The Irish Times view on the US debt ceiling talks: going to the wire

This game of budgetary chicken is a phoney war reflective of a dysfunctional, gridlocked political system

Not for the first time the US is heading precariously close to defaulting on its debt. It could happen as soon as June 1st when the treasury is expected to run out of cash. Congressional Republicans, trying to leverage swingeing cuts in President Biden’s proposed budget, are engaging in brinkmanship by refusing to raise the $31.4 trillion (€28.9 trillion) borrowing cap on the total the US is authorised to borrow to fund government.

Default would be hugely costly to the US and world markets – stocks are likely to plummet and interest rates to soar. Benefit payments to retirees and veterans are likely to be cut off first. Even the prospect of default could prove expensive – a 2011 debt-standoff saw a market crash that hit household wealth and cost billions in higher interest payments. The delay in raising the ceiling cost an estimated $1.3 billion in additional borrowing costs that year.

Biden and House Speaker Kevin McCarthy’s representatives have been in desperate talks to reach a compromise, but the latter is under heavy pressure from the hard right in his party not to accept anything less than the spending cuts recently passed in their debt limit bill, a reduction of an average of 18 per cent over a decade.

Mainstream Republicans, however, keen to protect popular military, elderly care and pensions, and Medicare spending, are now confining their demands to capping less politically sensitive programmes, so-called discretionary spending. That would still hit the poor hard, affecting a swathe of spending, most notably education, child care, veterans’ care and environmental protection, with the prospect of cuts of up to a third in some areas. Yet, in reality, discretionary spending, is expected to decline over the decade as a share of the economy and is in no way responsible for the state’s runaway spending.
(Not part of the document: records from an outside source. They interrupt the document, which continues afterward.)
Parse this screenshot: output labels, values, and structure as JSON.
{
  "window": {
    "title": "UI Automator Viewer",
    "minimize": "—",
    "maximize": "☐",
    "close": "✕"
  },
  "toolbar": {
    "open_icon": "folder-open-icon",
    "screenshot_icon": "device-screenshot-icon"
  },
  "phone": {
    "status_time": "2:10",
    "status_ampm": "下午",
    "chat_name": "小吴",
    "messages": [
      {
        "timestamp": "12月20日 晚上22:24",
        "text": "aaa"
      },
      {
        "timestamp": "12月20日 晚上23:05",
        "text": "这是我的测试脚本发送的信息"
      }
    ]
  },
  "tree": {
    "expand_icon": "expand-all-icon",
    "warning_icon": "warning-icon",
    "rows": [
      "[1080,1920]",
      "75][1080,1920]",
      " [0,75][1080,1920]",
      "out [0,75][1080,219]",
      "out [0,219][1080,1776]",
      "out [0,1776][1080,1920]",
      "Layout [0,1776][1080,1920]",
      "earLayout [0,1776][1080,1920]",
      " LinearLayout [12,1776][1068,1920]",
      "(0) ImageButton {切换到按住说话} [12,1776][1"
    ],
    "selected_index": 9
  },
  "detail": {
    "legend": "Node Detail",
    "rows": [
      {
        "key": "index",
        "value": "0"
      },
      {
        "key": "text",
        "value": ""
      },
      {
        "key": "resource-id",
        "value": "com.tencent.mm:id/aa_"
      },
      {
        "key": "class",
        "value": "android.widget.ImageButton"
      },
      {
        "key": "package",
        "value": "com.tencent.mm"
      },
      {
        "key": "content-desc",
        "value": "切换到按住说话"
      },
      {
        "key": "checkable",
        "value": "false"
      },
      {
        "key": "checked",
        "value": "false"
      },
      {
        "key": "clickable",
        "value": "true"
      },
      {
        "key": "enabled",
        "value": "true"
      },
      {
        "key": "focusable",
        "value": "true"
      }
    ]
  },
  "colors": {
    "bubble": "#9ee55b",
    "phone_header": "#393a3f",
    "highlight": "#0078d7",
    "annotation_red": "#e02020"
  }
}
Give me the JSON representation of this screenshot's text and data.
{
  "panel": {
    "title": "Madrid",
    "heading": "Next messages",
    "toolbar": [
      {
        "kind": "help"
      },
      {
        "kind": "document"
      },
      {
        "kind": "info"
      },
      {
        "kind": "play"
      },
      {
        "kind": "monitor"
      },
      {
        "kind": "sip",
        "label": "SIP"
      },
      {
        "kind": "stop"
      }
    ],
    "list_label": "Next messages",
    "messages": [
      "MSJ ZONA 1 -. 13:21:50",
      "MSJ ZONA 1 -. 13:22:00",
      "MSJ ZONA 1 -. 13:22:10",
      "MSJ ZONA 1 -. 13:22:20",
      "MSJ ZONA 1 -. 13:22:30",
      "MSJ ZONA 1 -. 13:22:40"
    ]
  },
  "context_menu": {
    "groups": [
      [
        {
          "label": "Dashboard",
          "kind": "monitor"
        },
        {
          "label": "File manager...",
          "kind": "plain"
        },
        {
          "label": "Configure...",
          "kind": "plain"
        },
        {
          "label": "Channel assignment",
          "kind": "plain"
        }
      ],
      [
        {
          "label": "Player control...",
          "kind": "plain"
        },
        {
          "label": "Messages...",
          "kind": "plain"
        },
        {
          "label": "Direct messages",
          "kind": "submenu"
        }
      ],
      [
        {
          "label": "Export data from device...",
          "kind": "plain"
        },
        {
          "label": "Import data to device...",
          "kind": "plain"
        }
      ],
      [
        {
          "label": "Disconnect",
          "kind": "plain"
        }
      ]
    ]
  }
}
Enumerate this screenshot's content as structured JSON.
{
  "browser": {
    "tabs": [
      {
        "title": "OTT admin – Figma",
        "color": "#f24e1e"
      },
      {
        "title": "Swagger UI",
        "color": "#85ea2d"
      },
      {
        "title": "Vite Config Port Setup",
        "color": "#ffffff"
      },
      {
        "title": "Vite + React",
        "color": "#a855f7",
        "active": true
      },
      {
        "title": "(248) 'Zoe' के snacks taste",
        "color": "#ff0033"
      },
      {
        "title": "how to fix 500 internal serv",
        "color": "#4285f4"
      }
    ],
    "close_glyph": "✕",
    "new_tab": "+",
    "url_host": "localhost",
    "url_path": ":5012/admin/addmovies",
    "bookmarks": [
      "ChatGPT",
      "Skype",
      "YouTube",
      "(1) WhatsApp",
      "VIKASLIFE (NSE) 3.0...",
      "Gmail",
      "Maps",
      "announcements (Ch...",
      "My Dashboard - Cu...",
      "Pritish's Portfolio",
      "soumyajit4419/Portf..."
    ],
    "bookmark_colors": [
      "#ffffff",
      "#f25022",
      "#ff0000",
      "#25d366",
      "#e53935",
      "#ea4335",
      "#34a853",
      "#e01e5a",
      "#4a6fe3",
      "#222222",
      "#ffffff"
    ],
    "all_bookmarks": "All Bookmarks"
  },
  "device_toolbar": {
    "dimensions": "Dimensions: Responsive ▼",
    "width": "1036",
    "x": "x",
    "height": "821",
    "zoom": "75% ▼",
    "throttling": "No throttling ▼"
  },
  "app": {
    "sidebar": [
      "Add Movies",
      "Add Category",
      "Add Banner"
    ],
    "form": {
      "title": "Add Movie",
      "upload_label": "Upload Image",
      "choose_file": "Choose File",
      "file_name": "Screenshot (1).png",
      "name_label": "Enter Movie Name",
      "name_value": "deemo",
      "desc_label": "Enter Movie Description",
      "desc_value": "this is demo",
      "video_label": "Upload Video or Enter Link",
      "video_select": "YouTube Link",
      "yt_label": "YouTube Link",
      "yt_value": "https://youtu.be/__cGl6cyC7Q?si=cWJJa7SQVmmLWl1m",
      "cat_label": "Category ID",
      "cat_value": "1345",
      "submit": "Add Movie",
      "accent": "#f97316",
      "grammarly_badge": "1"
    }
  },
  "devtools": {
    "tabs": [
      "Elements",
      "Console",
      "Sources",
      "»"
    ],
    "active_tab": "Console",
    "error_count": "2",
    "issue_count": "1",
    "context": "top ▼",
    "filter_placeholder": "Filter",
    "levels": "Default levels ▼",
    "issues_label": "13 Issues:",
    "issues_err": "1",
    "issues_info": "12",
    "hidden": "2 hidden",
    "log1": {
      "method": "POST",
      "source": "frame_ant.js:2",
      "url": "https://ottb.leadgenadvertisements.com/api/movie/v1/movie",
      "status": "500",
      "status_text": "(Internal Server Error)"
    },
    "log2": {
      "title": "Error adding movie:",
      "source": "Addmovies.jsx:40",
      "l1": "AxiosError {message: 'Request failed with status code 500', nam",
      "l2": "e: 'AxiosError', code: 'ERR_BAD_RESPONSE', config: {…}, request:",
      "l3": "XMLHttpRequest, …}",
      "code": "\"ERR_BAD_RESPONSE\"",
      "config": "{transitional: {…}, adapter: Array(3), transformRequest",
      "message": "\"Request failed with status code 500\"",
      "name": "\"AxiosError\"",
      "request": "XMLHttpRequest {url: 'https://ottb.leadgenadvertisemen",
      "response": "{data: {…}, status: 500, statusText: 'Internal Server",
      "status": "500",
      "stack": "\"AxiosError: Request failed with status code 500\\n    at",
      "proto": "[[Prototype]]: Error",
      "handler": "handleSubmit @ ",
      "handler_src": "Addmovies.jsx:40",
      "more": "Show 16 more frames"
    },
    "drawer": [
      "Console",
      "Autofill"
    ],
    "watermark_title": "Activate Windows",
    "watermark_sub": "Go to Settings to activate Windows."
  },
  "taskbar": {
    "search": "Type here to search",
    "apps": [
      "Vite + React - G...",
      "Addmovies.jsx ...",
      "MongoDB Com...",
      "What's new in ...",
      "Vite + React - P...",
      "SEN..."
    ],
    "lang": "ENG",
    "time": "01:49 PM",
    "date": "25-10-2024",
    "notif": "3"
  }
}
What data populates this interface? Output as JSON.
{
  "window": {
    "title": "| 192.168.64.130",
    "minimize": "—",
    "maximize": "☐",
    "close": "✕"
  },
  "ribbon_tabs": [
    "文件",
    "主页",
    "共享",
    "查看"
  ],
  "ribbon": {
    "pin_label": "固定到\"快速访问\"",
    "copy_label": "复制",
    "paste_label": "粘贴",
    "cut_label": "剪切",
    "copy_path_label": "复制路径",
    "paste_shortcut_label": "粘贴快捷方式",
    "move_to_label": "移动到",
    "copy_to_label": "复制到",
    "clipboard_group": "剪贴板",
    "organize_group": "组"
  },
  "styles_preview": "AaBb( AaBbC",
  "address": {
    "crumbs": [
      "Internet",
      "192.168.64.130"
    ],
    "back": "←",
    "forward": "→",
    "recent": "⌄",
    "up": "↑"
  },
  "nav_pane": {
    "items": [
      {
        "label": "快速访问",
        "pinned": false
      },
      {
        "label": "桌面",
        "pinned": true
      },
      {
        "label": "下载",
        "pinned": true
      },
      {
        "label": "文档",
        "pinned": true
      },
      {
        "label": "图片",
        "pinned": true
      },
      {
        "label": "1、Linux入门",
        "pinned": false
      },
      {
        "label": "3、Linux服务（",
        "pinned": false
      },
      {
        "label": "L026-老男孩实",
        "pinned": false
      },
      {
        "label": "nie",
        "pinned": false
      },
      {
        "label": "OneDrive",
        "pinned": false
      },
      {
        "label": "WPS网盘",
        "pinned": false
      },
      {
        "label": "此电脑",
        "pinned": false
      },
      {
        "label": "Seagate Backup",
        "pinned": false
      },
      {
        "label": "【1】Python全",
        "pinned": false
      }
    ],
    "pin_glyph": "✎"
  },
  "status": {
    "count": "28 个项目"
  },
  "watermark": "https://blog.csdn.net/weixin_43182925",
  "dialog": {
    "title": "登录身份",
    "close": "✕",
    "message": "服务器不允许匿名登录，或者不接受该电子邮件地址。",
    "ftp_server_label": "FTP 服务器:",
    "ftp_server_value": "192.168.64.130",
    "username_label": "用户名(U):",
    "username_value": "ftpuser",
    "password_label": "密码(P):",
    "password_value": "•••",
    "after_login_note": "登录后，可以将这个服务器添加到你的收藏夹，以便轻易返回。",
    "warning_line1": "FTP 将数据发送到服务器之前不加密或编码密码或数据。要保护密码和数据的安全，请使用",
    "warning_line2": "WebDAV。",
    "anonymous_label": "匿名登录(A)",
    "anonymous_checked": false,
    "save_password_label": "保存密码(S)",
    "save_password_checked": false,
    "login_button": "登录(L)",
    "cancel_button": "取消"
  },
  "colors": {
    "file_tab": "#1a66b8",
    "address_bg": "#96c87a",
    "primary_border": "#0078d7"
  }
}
Medicare and pensions are, on the contrary, likely to soar irrespective of Republican debt limits.


This game of budgetary chicken is a phoney war reflective of a dysfunctional, gridlocked political system. For which we may all yet pay the price.